"""

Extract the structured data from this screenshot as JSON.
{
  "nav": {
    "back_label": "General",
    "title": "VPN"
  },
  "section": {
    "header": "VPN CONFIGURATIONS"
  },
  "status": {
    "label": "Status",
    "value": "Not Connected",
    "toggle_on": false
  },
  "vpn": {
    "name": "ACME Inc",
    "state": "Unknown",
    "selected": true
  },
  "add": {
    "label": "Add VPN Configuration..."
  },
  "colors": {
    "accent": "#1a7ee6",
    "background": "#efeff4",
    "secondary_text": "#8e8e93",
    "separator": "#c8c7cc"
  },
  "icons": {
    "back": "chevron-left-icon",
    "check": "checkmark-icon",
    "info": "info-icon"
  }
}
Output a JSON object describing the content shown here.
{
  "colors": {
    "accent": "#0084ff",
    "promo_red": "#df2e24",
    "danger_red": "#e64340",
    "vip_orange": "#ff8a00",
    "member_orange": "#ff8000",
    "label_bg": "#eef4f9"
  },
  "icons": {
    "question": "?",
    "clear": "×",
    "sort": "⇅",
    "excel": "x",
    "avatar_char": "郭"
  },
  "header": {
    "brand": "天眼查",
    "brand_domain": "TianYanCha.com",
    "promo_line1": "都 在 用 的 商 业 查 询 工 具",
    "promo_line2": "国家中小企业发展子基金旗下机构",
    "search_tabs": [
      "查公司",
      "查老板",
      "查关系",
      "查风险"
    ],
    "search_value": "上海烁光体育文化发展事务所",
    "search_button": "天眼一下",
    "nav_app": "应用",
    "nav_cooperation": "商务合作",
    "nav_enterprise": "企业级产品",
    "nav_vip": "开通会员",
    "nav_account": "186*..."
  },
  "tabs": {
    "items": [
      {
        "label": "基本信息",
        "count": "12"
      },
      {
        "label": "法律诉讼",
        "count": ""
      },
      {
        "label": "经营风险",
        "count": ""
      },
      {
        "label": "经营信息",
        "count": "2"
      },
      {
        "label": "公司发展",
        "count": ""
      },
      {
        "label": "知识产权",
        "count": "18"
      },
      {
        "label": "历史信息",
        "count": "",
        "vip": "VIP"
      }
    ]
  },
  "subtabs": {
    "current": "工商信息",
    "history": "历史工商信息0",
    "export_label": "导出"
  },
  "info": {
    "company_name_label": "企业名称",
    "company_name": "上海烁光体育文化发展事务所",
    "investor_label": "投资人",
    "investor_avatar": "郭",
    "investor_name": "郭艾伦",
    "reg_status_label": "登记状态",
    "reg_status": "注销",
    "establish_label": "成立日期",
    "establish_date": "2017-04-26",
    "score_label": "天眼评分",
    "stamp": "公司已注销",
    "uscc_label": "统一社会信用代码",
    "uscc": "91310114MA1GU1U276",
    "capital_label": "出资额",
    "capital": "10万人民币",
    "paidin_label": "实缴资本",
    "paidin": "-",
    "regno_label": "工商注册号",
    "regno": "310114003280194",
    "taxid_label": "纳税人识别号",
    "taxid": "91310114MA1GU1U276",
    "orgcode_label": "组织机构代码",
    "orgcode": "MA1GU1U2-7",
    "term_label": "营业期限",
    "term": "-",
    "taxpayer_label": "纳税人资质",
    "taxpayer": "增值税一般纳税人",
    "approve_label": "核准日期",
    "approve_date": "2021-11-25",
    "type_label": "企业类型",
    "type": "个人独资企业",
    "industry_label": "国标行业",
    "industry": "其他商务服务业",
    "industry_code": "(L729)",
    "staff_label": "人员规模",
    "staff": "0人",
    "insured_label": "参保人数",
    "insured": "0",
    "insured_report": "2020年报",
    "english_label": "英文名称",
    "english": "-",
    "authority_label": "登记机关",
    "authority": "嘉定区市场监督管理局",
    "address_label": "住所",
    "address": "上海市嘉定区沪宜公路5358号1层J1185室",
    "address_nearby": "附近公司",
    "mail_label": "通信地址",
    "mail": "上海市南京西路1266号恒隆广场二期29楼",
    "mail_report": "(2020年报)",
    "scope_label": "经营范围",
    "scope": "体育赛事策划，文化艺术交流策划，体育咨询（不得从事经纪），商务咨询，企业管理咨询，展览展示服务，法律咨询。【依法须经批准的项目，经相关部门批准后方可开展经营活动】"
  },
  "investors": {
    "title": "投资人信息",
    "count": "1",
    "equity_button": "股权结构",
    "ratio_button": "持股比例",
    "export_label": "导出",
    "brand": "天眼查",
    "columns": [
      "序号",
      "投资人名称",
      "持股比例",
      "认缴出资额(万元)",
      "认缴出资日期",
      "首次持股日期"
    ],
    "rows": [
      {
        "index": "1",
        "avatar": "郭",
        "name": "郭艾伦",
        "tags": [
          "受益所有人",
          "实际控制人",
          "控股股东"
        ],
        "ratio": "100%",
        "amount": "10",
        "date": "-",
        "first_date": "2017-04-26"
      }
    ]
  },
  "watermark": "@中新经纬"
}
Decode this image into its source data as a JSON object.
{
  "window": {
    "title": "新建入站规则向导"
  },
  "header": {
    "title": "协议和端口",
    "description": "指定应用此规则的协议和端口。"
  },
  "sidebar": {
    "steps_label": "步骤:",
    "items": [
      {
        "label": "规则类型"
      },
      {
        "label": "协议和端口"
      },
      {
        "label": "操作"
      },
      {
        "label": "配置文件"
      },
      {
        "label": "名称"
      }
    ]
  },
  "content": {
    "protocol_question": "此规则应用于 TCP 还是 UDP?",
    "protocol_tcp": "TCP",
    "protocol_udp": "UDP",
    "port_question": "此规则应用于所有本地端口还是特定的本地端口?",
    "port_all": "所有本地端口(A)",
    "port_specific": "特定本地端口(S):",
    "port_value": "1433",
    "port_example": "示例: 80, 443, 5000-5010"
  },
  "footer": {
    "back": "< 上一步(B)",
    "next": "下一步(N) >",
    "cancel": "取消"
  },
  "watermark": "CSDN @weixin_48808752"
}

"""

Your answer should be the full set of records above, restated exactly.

* **Exercise output**
Extract the structured data from this screenshot as JSON.
{
  "nav": {
    "back_label": "General",
    "title": "VPN"
  },
  "section": {
    "header": "VPN CONFIGURATIONS"
  },
  "status": {
    "label": "Status",
    "value": "Not Connected",
    "toggle_on": false
  },
  "vpn": {
    "name": "ACME Inc",
    "state": "Unknown",
    "selected": true
  },
  "add": {
    "label": "Add VPN Configuration..."
  },
  "colors": {
    "accent": "#1a7ee6",
    "background": "#efeff4",
    "secondary_text": "#8e8e93",
    "separator": "#c8c7cc"
  },
  "icons": {
    "back": "chevron-left-icon",
    "check": "checkmark-icon",
    "info": "info-icon"
  }
}
Output a JSON object describing the content shown here.
{
  "colors": {
    "accent": "#0084ff",
    "promo_red": "#df2e24",
    "danger_red": "#e64340",
    "vip_orange": "#ff8a00",
    "member_orange": "#ff8000",
    "label_bg": "#eef4f9"
  },
  "icons": {
    "question": "?",
    "clear": "×",
    "sort": "⇅",
    "excel": "x",
    "avatar_char": "郭"
  },
  "header": {
    "brand": "天眼查",
    "brand_domain": "TianYanCha.com",
    "promo_line1": "都 在 用 的 商 业 查 询 工 具",
    "promo_line2": "国家中小企业发展子基金旗下机构",
    "search_tabs": [
      "查公司",
      "查老板",
      "查关系",
      "查风险"
    ],
    "search_value": "上海烁光体育文化发展事务所",
    "search_button": "天眼一下",
    "nav_app": "应用",
    "nav_cooperation": "商务合作",
    "nav_enterprise": "企业级产品",
    "nav_vip": "开通会员",
    "nav_account": "186*..."
  },
  "tabs": {
    "items": [
      {
        "label": "基本信息",
        "count": "12"
      },
      {
        "label": "法律诉讼",
        "count": ""
      },
      {
        "label": "经营风险",
        "count": ""
      },
      {
        "label": "经营信息",
        "count": "2"
      },
      {
        "label": "公司发展",
        "count": ""
      },
      {
        "label": "知识产权",
        "count": "18"
      },
      {
        "label": "历史信息",
        "count": "",
        "vip": "VIP"
      }
    ]
  },
  "subtabs": {
    "current": "工商信息",
    "history": "历史工商信息0",
    "export_label": "导出"
  },
  "info": {
    "company_name_label": "企业名称",
    "company_name": "上海烁光体育文化发展事务所",
    "investor_label": "投资人",
    "investor_avatar": "郭",
    "investor_name": "郭艾伦",
    "reg_status_label": "登记状态",
    "reg_status": "注销",
    "establish_label": "成立日期",
    "establish_date": "2017-04-26",
    "score_label": "天眼评分",
    "stamp": "公司已注销",
    "uscc_label": "统一社会信用代码",
    "uscc": "91310114MA1GU1U276",
    "capital_label": "出资额",
    "capital": "10万人民币",
    "paidin_label": "实缴资本",
    "paidin": "-",
    "regno_label": "工商注册号",
    "regno": "310114003280194",
    "taxid_label": "纳税人识别号",
    "taxid": "91310114MA1GU1U276",
    "orgcode_label": "组织机构代码",
    "orgcode": "MA1GU1U2-7",
    "term_label": "营业期限",
    "term": "-",
    "taxpayer_label": "纳税人资质",
    "taxpayer": "增值税一般纳税人",
    "approve_label": "核准日期",
    "approve_date": "2021-11-25",
    "type_label": "企业类型",
    "type": "个人独资企业",
    "industry_label": "国标行业",
    "industry": "其他商务服务业",
    "industry_code": "(L729)",
    "staff_label": "人员规模",
    "staff": "0人",
    "insured_label": "参保人数",
    "insured": "0",
    "insured_report": "2020年报",
    "english_label": "英文名称",
    "english": "-",
    "authority_label": "登记机关",
    "authority": "嘉定区市场监督管理局",
    "address_label": "住所",
    "address": "上海市嘉定区沪宜公路5358号1层J1185室",
    "address_nearby": "附近公司",
    "mail_label": "通信地址",
    "mail": "上海市南京西路1266号恒隆广场二期29楼",
    "mail_report": "(2020年报)",
    "scope_label": "经营范围",
    "scope": "体育赛事策划，文化艺术交流策划，体育咨询（不得从事经纪），商务咨询，企业管理咨询，展览展示服务，法律咨询。【依法须经批准的项目，经相关部门批准后方可开展经营活动】"
  },
  "investors": {
    "title": "投资人信息",
    "count": "1",
    "equity_button": "股权结构",
    "ratio_button": "持股比例",
    "export_label": "导出",
    "brand": "天眼查",
    "columns": [
      "序号",
      "投资人名称",
      "持股比例",
      "认缴出资额(万元)",
      "认缴出资日期",
      "首次持股日期"
    ],
    "rows": [
      {
        "index": "1",
        "avatar": "郭",
        "name": "郭艾伦",
        "tags": [
          "受益所有人",
          "实际控制人",
          "控股股东"
        ],
        "ratio": "100%",
        "amount": "10",
        "date": "-",
        "first_date": "2017-04-26"
      }
    ]
  },
  "watermark": "@中新经纬"
}
Decode this image into its source data as a JSON object.
{
  "window": {
    "title": "新建入站规则向导"
  },
  "header": {
    "title": "协议和端口",
    "description": "指定应用此规则的协议和端口。"
  },
  "sidebar": {
    "steps_label": "步骤:",
    "items": [
      {
        "label": "规则类型"
      },
      {
        "label": "协议和端口"
      },
      {
        "label": "操作"
      },
      {
        "label": "配置文件"
      },
      {
        "label": "名称"
      }
    ]
  },
  "content": {
    "protocol_question": "此规则应用于 TCP 还是 UDP?",
    "protocol_tcp": "TCP",
    "protocol_udp": "UDP",
    "port_question": "此规则应用于所有本地端口还是特定的本地端口?",
    "port_all": "所有本地端口(A)",
    "port_specific": "特定本地端口(S):",
    "port_value": "1433",
    "port_example": "示例: 80, 443, 5000-5010"
  },
  "footer": {
    "back": "< 上一步(B)",
    "next": "下一步(N) >",
    "cancel": "取消"
  },
  "watermark": "CSDN @weixin_48808752"
}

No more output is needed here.